The remarks came during a debate on Question 2 that was scheduled to air at 7 p.m. Thursday on Vegas PBS. Passing the measure would repeal a 150-year-old constitutional provision that applies a 5 percent cap to taxes on the net proceeds of minerals and would allow the Legislature to set another rate if it chooses.
“It does not do anything in terms of raising taxes or lowering taxes,” said proponent Bob Fulkerson, state director of the Progressive Leadership Alliance of Nevada. “It will not cost jobs. All it will do is simply give the Legislature one more lever to pull when they’re looking at how to shore up our state’s very dysfunctional tax system.”
Question 2 opponents note that mines pay the same taxes that many other businesses do, plus the mining industry-specific net proceeds of minerals tax. They argue that potential tax increases could discourage companies from new exploration projects and might kill off mining industry jobs, which pay an average of $88,000 a year.

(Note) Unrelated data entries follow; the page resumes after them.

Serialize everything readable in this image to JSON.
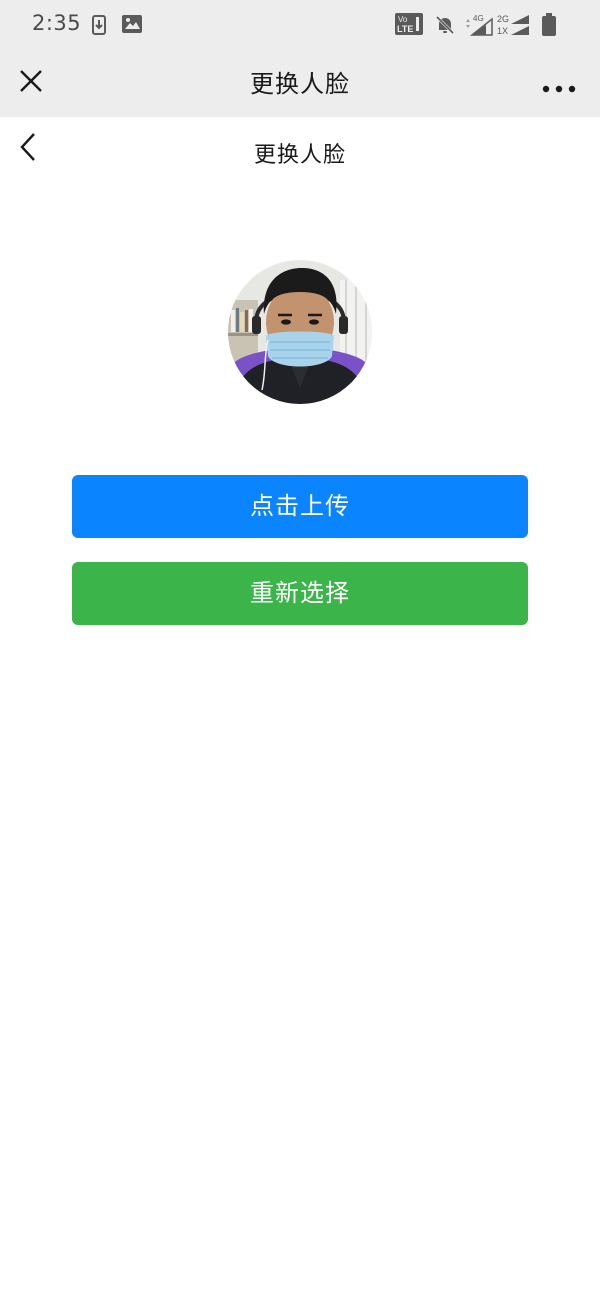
{
  "status_bar": {
    "time": "2:35",
    "icons": [
      "download-icon",
      "image-icon",
      "volte-icon",
      "mute-bell-icon",
      "signal-4g-icon",
      "signal-2g-icon",
      "battery-icon"
    ],
    "network_4g": "4G",
    "network_2g": "2G",
    "network_1x": "1X",
    "volte_top": "Vo",
    "volte_bottom": "LTE"
  },
  "wechat_bar": {
    "title": "更换人脸"
  },
  "page": {
    "title": "更换人脸"
  },
  "buttons": {
    "upload_label": "点击上传",
    "reselect_label": "重新选择"
  },
  "colors": {
    "upload_button": "#0a84ff",
    "reselect_button": "#3bb54a",
    "bar_background": "#ededed"
  }
}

“In order to survive, they’ve got to balance the costs with the revenue they can get. So the cost of extracting the minerals, you add to that the cost of taxation,” said attorney James Wadhams, who has worked as a lobbyist and argued against the measure. “There will be jobs that will disappear. No question.”
Nevada produced more than $9 billion in gold in 2012, while the net proceeds of minerals tax brought in $236 million in fiscal year 2012-2013, according to state data. Critics argue that the state should be getting more from the industry, which is dominated by two large companies — Barrick Gold and Newmont Mining.
“Ask yourself: Can giant, highly profitable mining corporations afford to contribute more to our state?” Fulkerson said.
Moderators also brought up a proposal from the 2013 legislative session that called for raising the net proceeds of minerals tax and earmarking the money for education. The industry opposed the measure, which ultimately failed.
Wadhams said the mining industry wants to support education and services in Nevada, but argued it would be irresponsible for the state to rely heavily on a tax of something such as gold, which swings dramatically in price.
“They believe it should be broad-based,” Wadhams said. “Industry-specific taxation creates a problem. It creates a volatility.”